In order to provide a system that looks as good on the outside as the technical advancements happening on the inside, we utilize a one-piece design constructed from a high-temperature plastic composite. Not only does this save weight compared to the previous metal design, but the plastic composite material also offers much better heat rejection properties that help keep intake air temperatures cooler. In contrast, intake systems constructed using metal castings or piping can actually retain underhood heat and in turn heat the incoming air.
The SF Air Box adds the benefits of a cold air intake to the outstanding performance of the SF Intake. The factory inlet directs cold air from the front grill to the SF Air, which encloses the SF intake. Hot engine bay air that robs horsepower is prevented from entering the intake system. This unique design also separates rainwater from the intake air, eliminating the water ingestion issues that plague in-fender cold air intakes. Calibrations by way of off the shelf maps on the Accessport have you covered for any necessary tuning changes.
Choosing the Right Intake
The intake is the front-line of your engine’s operations. It intakes the air and distributes it to the engine. If there is a restriction here, an upgrade can yield some significant power gains. Fortunately, for most vehicles, especially those that are factory turbocharged, the intake tends to be fairly well designed from the factory. This means that power gains are typically negligible unless additional significant modifications are added which require airflow beyond what the factory intake can provide. So really, if more power is your goal, any upgraded intake can be “right.”
But, even with that in mind, the intake still looks and sounds incredible. Most enthusiasts don’t realize just how much louder the intake can be. If you’re converting a closed box intake system to an open filter, you’ll definitely hear the difference.

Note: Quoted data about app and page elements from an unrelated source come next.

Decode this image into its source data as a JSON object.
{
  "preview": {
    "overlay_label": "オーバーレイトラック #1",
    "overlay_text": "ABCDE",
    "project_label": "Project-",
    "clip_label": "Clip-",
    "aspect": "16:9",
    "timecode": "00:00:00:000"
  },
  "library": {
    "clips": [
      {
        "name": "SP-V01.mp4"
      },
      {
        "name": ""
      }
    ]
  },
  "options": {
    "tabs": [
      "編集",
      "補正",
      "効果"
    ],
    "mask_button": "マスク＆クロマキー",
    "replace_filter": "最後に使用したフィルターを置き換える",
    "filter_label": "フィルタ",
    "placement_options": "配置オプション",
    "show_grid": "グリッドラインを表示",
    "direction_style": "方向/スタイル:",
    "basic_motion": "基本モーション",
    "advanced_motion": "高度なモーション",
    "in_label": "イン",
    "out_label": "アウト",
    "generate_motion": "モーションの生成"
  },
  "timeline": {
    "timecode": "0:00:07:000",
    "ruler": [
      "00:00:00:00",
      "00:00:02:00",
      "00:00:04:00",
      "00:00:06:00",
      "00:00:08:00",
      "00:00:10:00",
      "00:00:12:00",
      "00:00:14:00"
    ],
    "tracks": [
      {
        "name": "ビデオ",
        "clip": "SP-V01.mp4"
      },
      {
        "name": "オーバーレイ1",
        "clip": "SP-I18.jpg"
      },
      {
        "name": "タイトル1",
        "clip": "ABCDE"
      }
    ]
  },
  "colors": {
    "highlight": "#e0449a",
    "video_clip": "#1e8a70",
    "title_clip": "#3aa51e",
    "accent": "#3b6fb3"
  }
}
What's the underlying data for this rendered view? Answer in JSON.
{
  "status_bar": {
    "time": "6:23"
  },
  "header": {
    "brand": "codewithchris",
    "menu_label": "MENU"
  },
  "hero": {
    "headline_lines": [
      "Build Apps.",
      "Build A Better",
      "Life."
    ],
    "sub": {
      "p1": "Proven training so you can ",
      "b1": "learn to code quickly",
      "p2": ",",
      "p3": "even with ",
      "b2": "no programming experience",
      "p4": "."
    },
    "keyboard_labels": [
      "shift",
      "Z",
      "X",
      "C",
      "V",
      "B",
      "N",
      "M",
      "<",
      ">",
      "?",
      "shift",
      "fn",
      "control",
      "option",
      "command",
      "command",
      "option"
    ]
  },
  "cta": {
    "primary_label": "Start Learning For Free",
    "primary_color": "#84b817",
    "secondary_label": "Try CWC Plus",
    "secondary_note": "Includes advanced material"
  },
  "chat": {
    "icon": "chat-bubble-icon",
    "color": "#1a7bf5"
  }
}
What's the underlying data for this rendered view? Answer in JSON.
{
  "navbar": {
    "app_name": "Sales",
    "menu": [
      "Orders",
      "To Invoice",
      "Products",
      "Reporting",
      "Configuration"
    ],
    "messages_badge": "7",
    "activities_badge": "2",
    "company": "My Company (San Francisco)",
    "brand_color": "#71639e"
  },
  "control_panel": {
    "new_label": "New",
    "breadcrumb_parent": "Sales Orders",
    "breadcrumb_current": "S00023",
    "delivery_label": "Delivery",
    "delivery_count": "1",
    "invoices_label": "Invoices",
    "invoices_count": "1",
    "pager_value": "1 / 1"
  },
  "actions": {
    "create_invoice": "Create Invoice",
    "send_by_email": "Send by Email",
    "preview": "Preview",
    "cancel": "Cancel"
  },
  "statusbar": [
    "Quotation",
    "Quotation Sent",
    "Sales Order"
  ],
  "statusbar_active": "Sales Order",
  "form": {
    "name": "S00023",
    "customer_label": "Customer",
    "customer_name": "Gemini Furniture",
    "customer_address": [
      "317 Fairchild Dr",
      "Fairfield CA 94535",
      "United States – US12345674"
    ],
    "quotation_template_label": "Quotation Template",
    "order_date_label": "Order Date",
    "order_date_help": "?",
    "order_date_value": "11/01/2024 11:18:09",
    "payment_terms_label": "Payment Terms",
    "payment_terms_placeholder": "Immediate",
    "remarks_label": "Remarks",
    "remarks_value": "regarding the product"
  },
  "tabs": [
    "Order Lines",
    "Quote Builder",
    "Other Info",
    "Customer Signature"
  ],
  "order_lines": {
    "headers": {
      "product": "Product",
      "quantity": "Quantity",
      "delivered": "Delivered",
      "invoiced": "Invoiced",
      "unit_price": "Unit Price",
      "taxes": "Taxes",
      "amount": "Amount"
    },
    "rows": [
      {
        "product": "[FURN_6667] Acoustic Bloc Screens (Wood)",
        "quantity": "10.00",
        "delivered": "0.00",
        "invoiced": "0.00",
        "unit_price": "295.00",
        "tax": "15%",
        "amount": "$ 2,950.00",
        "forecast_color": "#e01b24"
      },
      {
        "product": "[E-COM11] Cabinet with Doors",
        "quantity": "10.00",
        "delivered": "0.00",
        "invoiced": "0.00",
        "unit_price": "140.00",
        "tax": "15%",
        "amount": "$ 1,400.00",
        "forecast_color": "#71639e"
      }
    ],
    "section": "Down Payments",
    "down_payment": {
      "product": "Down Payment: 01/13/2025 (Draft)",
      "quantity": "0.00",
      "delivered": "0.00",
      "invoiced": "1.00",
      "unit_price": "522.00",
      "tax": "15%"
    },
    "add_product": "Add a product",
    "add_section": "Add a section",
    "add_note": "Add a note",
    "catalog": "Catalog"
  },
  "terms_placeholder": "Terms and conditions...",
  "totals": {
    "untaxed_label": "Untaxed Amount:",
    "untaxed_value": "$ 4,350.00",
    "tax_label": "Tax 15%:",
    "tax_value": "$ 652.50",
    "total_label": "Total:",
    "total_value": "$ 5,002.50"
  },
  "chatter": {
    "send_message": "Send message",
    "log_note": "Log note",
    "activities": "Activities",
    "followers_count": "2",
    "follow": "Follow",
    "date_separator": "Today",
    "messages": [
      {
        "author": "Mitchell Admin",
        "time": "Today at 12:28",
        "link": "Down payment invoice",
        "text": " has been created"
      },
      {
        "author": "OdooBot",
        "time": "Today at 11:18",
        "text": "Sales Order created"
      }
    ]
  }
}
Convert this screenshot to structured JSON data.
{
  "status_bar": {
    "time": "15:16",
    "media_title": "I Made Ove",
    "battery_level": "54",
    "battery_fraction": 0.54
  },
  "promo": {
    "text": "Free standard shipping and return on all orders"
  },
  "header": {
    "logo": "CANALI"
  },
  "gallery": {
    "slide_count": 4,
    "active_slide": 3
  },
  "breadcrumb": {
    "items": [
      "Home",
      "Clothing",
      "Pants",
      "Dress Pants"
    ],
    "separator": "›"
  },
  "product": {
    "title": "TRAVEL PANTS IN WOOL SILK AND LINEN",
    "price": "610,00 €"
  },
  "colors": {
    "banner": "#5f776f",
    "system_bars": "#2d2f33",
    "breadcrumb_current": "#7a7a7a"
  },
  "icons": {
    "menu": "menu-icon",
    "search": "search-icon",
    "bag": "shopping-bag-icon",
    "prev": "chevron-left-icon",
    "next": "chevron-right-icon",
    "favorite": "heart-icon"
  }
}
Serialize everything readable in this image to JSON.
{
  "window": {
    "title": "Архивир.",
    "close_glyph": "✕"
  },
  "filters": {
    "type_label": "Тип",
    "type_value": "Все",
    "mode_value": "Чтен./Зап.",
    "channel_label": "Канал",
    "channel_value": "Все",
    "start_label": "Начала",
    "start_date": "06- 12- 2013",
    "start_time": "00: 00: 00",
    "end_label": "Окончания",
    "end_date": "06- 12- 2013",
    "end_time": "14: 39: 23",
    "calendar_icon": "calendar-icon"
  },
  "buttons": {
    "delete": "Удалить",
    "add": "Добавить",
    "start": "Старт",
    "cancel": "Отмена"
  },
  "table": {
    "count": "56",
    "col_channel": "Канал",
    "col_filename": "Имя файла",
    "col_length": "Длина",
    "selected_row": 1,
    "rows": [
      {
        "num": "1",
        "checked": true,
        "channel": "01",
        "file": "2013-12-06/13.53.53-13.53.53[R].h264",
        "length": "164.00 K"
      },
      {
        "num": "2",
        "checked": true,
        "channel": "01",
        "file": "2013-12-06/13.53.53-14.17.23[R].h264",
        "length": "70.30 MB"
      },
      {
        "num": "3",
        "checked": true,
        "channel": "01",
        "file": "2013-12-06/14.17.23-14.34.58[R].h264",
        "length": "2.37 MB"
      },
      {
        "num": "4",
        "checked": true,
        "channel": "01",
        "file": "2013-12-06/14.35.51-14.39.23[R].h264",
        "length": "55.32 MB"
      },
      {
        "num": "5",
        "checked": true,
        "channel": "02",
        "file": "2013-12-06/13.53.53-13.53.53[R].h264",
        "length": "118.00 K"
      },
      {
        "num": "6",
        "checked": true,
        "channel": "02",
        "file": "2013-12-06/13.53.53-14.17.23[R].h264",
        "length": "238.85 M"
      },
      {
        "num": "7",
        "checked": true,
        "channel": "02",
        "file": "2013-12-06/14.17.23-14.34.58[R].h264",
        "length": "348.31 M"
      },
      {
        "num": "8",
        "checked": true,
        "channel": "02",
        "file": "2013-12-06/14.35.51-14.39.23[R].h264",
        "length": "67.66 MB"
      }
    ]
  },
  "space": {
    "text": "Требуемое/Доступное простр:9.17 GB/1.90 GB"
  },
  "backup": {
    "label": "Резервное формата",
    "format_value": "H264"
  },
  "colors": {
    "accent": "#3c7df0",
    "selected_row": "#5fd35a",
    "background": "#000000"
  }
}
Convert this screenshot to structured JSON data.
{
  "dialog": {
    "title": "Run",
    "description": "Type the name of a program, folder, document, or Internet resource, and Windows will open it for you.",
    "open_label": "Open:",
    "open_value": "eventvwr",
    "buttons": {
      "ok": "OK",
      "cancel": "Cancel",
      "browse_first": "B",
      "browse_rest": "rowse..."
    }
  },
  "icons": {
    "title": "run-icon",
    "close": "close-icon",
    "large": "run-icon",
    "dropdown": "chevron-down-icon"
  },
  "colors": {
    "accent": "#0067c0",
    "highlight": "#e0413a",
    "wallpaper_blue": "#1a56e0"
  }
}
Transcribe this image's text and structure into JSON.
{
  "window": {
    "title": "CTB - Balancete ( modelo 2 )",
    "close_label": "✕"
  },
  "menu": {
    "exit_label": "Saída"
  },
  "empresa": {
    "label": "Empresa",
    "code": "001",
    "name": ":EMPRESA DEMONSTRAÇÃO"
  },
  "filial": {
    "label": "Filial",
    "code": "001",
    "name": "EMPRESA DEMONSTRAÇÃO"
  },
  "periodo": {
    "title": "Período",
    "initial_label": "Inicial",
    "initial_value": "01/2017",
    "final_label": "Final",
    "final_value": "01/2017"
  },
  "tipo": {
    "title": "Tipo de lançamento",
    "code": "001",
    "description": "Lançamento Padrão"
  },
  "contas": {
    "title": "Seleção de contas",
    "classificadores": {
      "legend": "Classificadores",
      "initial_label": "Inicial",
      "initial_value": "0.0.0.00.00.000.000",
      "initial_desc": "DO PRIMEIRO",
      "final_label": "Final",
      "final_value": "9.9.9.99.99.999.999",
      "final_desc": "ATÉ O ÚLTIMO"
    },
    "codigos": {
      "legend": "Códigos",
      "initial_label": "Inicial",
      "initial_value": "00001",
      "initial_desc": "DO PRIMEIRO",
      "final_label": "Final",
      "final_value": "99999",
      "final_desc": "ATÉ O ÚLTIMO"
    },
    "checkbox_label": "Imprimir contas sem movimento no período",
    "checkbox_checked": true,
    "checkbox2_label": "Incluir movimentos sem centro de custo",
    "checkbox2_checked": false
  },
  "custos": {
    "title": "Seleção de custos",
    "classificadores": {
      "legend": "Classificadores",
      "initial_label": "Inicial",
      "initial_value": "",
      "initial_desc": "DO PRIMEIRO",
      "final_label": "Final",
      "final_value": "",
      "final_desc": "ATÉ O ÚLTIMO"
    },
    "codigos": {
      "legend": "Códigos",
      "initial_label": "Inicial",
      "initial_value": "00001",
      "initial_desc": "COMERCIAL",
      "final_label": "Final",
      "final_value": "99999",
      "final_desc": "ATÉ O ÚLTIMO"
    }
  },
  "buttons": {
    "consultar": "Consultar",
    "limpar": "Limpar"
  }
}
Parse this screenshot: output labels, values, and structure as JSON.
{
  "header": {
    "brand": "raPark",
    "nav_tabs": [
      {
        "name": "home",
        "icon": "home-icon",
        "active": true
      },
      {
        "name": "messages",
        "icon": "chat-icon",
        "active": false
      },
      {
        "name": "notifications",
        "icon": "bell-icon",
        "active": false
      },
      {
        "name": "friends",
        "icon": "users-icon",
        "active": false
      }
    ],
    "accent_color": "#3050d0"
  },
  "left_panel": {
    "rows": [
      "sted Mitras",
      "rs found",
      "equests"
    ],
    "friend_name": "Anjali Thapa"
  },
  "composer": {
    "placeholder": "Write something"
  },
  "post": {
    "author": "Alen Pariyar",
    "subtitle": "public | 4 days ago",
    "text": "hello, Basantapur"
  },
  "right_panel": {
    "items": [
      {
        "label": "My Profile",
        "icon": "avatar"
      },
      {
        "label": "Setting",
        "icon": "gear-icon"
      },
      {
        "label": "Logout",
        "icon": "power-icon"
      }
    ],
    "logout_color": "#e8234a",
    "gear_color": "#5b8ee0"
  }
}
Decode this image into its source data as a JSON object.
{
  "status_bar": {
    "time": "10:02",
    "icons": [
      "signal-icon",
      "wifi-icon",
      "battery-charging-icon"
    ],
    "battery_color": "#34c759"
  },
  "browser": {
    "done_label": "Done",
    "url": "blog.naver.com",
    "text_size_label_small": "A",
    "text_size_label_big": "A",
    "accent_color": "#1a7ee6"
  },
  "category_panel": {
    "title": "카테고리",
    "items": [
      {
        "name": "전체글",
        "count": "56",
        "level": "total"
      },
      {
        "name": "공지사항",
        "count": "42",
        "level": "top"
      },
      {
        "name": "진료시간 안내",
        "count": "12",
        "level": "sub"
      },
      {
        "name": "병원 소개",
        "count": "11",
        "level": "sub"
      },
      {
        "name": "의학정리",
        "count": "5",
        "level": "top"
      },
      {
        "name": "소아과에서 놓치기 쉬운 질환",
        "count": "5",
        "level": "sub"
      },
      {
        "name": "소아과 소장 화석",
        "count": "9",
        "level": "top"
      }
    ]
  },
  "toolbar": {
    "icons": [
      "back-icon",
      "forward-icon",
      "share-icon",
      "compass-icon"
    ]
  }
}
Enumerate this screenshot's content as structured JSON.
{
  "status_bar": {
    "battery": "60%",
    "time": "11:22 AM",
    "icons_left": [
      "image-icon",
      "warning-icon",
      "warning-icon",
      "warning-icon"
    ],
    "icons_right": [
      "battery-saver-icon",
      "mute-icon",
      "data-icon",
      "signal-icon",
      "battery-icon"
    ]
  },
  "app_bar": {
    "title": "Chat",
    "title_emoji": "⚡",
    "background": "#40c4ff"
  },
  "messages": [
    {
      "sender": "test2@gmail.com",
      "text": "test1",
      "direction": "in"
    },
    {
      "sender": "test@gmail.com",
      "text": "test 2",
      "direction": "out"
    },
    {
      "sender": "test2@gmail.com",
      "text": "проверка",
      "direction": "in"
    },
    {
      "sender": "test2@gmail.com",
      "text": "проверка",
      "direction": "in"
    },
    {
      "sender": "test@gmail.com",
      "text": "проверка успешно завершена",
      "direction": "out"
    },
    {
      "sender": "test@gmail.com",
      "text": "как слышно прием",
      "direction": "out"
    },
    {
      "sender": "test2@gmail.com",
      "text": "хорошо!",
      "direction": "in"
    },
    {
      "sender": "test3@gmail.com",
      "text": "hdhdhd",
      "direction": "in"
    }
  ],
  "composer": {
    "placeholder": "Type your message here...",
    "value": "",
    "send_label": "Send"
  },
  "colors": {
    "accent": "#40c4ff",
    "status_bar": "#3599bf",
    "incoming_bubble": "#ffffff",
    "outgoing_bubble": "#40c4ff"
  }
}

As if that weren’t enough, an upgraded aftermarket intake can actually save you money! The COBB SF intake comes with a reusable filter that will last the life of your vehicle. Most users typically wash and re-oil their filter annually or every ~12k miles. Your mileage may vary depending on the conditions your vehicle operates. In any case, most upgraded intakes will have these types of filters. If power and noise aren’t benefit enough, you’ll never have to buy a new filter again!